(Records shown begins)

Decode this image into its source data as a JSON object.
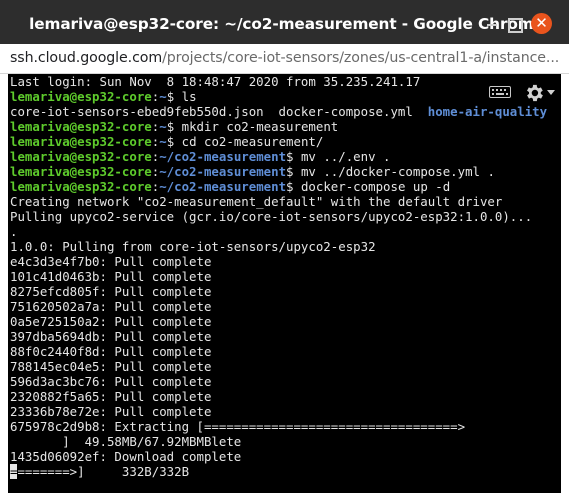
{
  "window": {
    "title": "lemariva@esp32-core: ~/co2-measurement - Google Chrome",
    "close_glyph": "✕"
  },
  "address": {
    "host": "ssh.cloud.google.com",
    "path": "/projects/core-iot-sensors/zones/us-central1-a/instance..."
  },
  "terminal": {
    "user_host": "lemariva@esp32-core",
    "lines": [
      {
        "type": "text",
        "text": "Last login: Sun Nov  8 18:48:47 2020 from 35.235.241.17"
      },
      {
        "type": "prompt",
        "path": "~",
        "cmd": "ls"
      },
      {
        "type": "listing",
        "files": "core-iot-sensors-ebed9feb550d.json  docker-compose.yml  ",
        "dir": "home-air-quality"
      },
      {
        "type": "prompt",
        "path": "~",
        "cmd": "mkdir co2-measurement"
      },
      {
        "type": "prompt",
        "path": "~",
        "cmd": "cd co2-measurement/"
      },
      {
        "type": "prompt",
        "path": "~/co2-measurement",
        "cmd": "mv ../.env ."
      },
      {
        "type": "prompt",
        "path": "~/co2-measurement",
        "cmd": "mv ../docker-compose.yml ."
      },
      {
        "type": "prompt",
        "path": "~/co2-measurement",
        "cmd": "docker-compose up -d"
      },
      {
        "type": "text",
        "text": "Creating network \"co2-measurement_default\" with the default driver"
      },
      {
        "type": "text",
        "text": "Pulling upyco2-service (gcr.io/core-iot-sensors/upyco2-esp32:1.0.0)..."
      },
      {
        "type": "text",
        "text": "."
      },
      {
        "type": "text",
        "text": "1.0.0: Pulling from core-iot-sensors/upyco2-esp32"
      },
      {
        "type": "text",
        "text": "e4c3d3e4f7b0: Pull complete"
      },
      {
        "type": "text",
        "text": "101c41d0463b: Pull complete"
      },
      {
        "type": "text",
        "text": "8275efcd805f: Pull complete"
      },
      {
        "type": "text",
        "text": "751620502a7a: Pull complete"
      },
      {
        "type": "text",
        "text": "0a5e725150a2: Pull complete"
      },
      {
        "type": "text",
        "text": "397dba5694db: Pull complete"
      },
      {
        "type": "text",
        "text": "88f0c2440f8d: Pull complete"
      },
      {
        "type": "text",
        "text": "788145ec04e5: Pull complete"
      },
      {
        "type": "text",
        "text": "596d3ac3bc76: Pull complete"
      },
      {
        "type": "text",
        "text": "2320882f5a65: Pull complete"
      },
      {
        "type": "text",
        "text": "23336b78e72e: Pull complete"
      },
      {
        "type": "text",
        "text": "675978c2d9b8: Extracting [==================================>"
      },
      {
        "type": "text",
        "text": "       ]  49.58MB/67.92MBMBlete"
      },
      {
        "type": "text",
        "text": "1435d06092ef: Download complete"
      },
      {
        "type": "cursor",
        "cursor_char": "=",
        "text": "=======>]     332B/332B"
      }
    ]
  },
  "toolbar": {
    "keyboard_icon": "keyboard-icon",
    "gear_icon": "gear-icon"
  },
  "colors": {
    "prompt_user": "#5ecb2c",
    "prompt_path": "#5f8ed6",
    "titlebar": "#2d2d2d",
    "close": "#e9541d"
  }
}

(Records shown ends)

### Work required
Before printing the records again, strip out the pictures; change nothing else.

### Output
Decode this image into its source data as a JSON object.
{
  "window": {
    "title": "lemariva@esp32-core: ~/co2-measurement - Google Chrome",
    "close_glyph": "✕"
  },
  "address": {
    "host": "ssh.cloud.google.com",
    "path": "/projects/core-iot-sensors/zones/us-central1-a/instance..."
  },
  "terminal": {
    "user_host": "lemariva@esp32-core",
    "lines": [
      {
        "type": "text",
        "text": "Last login: Sun Nov  8 18:48:47 2020 from 35.235.241.17"
      },
      {
        "type": "prompt",
        "path": "~",
        "cmd": "ls"
      },
      {
        "type": "listing",
        "files": "core-iot-sensors-ebed9feb550d.json  docker-compose.yml  ",
        "dir": "home-air-quality"
      },
      {
        "type": "prompt",
        "path": "~",
        "cmd": "mkdir co2-measurement"
      },
      {
        "type": "prompt",
        "path": "~",
        "cmd": "cd co2-measurement/"
      },
      {
        "type": "prompt",
        "path": "~/co2-measurement",
        "cmd": "mv ../.env ."
      },
      {
        "type": "prompt",
        "path": "~/co2-measurement",
        "cmd": "mv ../docker-compose.yml ."
      },
      {
        "type": "prompt",
        "path": "~/co2-measurement",
        "cmd": "docker-compose up -d"
      },
      {
        "type": "text",
        "text": "Creating network \"co2-measurement_default\" with the default driver"
      },
      {
        "type": "text",
        "text": "Pulling upyco2-service (gcr.io/core-iot-sensors/upyco2-esp32:1.0.0)..."
      },
      {
        "type": "text",
        "text": "."
      },
      {
        "type": "text",
        "text": "1.0.0: Pulling from core-iot-sensors/upyco2-esp32"
      },
      {
        "type": "text",
        "text": "e4c3d3e4f7b0: Pull complete"
      },
      {
        "type": "text",
        "text": "101c41d0463b: Pull complete"
      },
      {
        "type": "text",
        "text": "8275efcd805f: Pull complete"
      },
      {
        "type": "text",
        "text": "751620502a7a: Pull complete"
      },
      {
        "type": "text",
        "text": "0a5e725150a2: Pull complete"
      },
      {
        "type": "text",
        "text": "397dba5694db: Pull complete"
      },
      {
        "type": "text",
        "text": "88f0c2440f8d: Pull complete"
      },
      {
        "type": "text",
        "text": "788145ec04e5: Pull complete"
      },
      {
        "type": "text",
        "text": "596d3ac3bc76: Pull complete"
      },
      {
        "type": "text",
        "text": "2320882f5a65: Pull complete"
      },
      {
        "type": "text",
        "text": "23336b78e72e: Pull complete"
      },
      {
        "type": "text",
        "text": "675978c2d9b8: Extracting [==================================>"
      },
      {
        "type": "text",
        "text": "       ]  49.58MB/67.92MBMBlete"
      },
      {
        "type": "text",
        "text": "1435d06092ef: Download complete"
      },
      {
        "type": "cursor",
        "cursor_char": "=",
        "text": "=======>]     332B/332B"
      }
    ]
  },
  "toolbar": {
    "keyboard_icon": "keyboard-icon",
    "gear_icon": "gear-icon"
  },
  "colors": {
    "prompt_user": "#5ecb2c",
    "prompt_path": "#5f8ed6",
    "titlebar": "#2d2d2d",
    "close": "#e9541d"
  }
}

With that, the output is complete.